DATA TO PROCESS section start

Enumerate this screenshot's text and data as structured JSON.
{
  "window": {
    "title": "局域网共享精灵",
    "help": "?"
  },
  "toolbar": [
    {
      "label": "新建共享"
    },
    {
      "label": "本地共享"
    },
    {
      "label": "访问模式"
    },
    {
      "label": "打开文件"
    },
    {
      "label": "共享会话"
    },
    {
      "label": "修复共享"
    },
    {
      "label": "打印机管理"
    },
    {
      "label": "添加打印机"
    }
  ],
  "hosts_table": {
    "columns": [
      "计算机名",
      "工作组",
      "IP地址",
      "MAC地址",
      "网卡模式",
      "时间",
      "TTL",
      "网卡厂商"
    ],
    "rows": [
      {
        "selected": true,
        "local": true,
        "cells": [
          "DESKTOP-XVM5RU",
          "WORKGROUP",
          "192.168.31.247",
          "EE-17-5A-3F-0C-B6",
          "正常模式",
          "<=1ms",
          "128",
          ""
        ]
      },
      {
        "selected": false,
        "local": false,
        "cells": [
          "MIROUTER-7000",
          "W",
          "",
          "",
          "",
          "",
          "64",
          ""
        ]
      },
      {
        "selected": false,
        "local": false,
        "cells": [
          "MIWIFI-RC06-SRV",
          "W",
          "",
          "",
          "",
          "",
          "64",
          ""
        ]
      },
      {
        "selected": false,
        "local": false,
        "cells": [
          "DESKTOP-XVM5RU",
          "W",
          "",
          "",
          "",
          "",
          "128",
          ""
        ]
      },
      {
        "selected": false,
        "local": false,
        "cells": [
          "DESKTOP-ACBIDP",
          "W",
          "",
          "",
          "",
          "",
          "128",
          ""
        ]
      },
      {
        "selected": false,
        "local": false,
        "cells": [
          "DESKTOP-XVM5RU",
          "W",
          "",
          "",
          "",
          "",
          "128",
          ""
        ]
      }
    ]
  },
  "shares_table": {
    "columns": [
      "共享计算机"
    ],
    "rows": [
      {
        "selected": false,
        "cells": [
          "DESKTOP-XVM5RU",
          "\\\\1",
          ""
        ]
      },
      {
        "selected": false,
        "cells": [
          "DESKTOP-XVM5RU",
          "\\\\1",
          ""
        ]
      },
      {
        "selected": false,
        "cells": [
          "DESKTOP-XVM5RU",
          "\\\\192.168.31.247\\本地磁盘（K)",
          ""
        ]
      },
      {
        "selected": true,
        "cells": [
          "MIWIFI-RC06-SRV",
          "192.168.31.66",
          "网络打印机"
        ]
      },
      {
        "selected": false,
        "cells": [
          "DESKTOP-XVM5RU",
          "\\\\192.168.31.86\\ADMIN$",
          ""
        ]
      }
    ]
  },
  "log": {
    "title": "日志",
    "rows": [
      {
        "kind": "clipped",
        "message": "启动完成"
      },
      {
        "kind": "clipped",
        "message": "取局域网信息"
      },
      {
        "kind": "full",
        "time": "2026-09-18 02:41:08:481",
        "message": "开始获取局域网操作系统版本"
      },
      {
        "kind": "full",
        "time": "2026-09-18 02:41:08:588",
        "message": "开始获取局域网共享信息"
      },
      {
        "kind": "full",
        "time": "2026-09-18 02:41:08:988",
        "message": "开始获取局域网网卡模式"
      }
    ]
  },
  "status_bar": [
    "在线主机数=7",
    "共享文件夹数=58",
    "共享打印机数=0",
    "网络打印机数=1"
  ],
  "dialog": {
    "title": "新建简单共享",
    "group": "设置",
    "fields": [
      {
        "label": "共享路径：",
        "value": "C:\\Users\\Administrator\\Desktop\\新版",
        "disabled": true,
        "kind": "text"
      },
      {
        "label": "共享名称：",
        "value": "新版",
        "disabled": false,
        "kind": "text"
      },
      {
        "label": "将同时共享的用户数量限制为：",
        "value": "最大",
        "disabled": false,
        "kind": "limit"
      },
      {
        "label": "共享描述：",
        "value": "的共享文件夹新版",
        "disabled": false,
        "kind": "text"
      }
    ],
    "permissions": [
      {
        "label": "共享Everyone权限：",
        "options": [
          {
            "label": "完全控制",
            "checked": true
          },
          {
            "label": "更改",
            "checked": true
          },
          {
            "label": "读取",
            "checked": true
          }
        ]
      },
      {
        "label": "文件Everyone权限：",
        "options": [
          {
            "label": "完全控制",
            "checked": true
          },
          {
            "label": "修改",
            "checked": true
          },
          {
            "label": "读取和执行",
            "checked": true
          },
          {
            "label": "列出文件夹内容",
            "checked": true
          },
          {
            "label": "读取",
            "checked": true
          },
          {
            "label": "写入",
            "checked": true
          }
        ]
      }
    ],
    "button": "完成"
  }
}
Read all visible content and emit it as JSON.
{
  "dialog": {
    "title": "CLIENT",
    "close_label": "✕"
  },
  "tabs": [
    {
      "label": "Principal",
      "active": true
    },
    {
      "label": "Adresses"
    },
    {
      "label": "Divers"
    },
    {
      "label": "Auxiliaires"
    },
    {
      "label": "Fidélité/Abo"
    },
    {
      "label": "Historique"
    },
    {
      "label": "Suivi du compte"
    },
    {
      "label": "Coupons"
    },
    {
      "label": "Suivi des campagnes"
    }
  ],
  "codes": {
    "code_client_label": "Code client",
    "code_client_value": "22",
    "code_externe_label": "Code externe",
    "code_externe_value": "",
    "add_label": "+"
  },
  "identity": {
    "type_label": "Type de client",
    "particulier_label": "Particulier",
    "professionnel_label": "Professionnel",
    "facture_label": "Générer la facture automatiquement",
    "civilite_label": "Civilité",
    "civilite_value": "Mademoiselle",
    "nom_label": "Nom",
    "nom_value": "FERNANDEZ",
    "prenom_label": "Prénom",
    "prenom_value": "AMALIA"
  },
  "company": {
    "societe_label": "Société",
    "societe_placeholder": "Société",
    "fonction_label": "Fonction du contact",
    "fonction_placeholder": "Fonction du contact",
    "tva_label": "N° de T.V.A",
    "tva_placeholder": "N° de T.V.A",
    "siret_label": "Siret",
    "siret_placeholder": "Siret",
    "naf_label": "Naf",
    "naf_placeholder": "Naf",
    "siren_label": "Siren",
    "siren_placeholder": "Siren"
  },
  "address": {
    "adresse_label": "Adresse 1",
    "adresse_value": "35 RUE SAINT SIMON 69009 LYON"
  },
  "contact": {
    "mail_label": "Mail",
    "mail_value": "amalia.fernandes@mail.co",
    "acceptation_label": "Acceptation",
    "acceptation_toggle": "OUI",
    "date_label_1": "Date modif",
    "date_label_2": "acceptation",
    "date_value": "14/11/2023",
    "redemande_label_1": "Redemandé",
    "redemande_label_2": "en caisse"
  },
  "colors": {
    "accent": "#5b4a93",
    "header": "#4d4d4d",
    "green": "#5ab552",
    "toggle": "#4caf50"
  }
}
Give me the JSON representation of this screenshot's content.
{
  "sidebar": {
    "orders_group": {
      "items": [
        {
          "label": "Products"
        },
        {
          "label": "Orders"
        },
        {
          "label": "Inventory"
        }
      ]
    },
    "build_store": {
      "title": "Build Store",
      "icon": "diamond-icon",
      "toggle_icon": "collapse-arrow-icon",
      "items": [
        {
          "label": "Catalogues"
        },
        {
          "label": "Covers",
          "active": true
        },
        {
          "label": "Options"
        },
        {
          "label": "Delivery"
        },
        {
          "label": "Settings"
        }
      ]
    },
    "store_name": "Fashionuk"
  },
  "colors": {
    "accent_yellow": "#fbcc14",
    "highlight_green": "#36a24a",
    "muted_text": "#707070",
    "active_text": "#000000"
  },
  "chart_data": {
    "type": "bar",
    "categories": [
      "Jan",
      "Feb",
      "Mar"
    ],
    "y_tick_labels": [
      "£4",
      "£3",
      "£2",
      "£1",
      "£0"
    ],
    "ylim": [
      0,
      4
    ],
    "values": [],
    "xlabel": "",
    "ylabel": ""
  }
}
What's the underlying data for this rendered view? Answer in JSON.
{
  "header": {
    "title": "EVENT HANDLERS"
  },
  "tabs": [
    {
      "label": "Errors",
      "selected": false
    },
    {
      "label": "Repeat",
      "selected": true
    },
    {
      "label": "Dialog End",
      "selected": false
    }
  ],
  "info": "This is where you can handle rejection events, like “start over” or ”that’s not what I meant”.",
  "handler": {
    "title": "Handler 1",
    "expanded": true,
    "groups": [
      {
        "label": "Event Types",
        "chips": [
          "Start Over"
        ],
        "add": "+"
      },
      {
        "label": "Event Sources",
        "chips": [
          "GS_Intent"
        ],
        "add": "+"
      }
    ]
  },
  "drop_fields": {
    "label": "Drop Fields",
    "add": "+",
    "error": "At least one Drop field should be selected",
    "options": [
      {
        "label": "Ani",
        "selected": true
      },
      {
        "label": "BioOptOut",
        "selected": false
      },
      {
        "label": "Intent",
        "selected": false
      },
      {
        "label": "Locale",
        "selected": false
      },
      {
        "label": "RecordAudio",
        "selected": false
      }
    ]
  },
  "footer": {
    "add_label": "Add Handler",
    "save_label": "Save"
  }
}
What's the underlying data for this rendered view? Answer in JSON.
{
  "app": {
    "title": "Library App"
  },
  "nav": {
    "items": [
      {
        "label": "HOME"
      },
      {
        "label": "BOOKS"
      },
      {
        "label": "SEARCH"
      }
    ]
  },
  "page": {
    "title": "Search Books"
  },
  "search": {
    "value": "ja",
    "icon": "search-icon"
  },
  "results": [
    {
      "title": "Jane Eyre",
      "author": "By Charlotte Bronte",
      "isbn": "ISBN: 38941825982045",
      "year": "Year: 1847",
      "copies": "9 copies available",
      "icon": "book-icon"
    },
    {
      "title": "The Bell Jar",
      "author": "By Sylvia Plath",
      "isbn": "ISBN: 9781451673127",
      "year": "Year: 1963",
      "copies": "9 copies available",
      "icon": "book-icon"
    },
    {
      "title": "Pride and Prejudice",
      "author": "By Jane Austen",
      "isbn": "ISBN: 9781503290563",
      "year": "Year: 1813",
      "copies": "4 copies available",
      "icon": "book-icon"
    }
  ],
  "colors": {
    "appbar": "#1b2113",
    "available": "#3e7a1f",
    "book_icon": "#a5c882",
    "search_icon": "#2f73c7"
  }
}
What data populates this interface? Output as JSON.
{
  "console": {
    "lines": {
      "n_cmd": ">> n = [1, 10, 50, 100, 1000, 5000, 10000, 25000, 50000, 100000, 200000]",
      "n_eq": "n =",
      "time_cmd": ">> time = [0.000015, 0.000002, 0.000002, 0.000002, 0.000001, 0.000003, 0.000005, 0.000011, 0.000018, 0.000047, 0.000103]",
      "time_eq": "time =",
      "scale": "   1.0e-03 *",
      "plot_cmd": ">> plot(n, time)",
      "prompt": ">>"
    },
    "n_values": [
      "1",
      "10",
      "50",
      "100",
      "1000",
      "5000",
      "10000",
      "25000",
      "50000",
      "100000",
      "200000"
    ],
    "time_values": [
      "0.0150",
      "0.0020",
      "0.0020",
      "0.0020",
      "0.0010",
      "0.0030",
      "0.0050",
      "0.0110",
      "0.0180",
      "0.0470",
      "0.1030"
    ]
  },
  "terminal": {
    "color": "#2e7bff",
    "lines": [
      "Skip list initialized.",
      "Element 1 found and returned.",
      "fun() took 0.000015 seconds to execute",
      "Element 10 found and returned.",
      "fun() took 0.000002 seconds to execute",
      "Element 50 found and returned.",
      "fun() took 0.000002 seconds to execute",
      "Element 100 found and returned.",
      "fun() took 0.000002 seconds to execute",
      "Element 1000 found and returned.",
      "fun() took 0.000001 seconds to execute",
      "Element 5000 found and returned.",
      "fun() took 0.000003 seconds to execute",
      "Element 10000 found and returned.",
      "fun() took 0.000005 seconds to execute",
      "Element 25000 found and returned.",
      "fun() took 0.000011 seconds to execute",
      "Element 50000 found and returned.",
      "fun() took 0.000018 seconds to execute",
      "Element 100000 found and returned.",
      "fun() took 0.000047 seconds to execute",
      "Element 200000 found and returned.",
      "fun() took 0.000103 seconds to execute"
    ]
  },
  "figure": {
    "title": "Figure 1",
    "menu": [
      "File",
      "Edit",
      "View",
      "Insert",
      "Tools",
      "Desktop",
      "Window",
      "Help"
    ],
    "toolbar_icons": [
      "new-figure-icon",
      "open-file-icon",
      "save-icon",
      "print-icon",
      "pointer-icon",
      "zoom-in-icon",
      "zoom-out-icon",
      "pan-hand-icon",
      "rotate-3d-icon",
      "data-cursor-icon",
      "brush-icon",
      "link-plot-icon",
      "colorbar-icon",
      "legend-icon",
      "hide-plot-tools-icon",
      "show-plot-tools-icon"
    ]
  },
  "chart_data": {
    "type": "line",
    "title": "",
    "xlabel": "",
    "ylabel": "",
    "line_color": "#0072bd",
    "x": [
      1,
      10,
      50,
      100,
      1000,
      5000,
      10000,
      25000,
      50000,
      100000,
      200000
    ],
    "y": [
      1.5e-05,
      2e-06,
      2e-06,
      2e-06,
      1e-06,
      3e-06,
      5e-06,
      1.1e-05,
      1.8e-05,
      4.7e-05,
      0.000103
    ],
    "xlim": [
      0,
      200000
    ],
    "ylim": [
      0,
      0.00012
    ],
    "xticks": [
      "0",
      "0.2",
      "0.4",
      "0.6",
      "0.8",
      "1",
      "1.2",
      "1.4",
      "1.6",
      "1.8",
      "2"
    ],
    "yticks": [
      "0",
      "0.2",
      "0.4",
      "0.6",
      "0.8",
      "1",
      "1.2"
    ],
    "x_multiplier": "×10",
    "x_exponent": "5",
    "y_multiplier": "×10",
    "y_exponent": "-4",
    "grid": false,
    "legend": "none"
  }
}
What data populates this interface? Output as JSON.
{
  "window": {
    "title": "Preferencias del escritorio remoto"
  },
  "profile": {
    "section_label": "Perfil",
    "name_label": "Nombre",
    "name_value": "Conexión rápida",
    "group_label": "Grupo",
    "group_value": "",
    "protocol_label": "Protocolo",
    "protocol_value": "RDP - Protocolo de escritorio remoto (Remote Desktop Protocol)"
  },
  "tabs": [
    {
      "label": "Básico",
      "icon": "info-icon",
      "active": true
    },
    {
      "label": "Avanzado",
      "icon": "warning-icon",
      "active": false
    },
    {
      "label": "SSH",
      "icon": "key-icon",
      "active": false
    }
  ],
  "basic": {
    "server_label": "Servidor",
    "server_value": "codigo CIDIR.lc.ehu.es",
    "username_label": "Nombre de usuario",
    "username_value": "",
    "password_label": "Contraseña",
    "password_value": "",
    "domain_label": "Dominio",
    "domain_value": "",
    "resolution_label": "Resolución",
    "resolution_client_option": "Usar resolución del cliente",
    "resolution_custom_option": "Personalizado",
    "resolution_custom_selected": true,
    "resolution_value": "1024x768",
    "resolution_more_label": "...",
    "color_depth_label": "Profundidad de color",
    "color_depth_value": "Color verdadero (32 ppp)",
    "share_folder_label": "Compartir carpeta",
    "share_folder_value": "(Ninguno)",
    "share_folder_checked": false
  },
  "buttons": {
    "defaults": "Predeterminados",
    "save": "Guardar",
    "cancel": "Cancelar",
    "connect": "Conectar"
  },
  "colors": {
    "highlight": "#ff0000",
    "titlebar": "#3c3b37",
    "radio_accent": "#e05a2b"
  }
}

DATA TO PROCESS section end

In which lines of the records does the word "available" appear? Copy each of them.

◆ COMPLETED EXERCISE
      "copies": "9 copies available",
      "copies": "9 copies available",
      "copies": "4 copies available",
    "available": "#3e7a1f",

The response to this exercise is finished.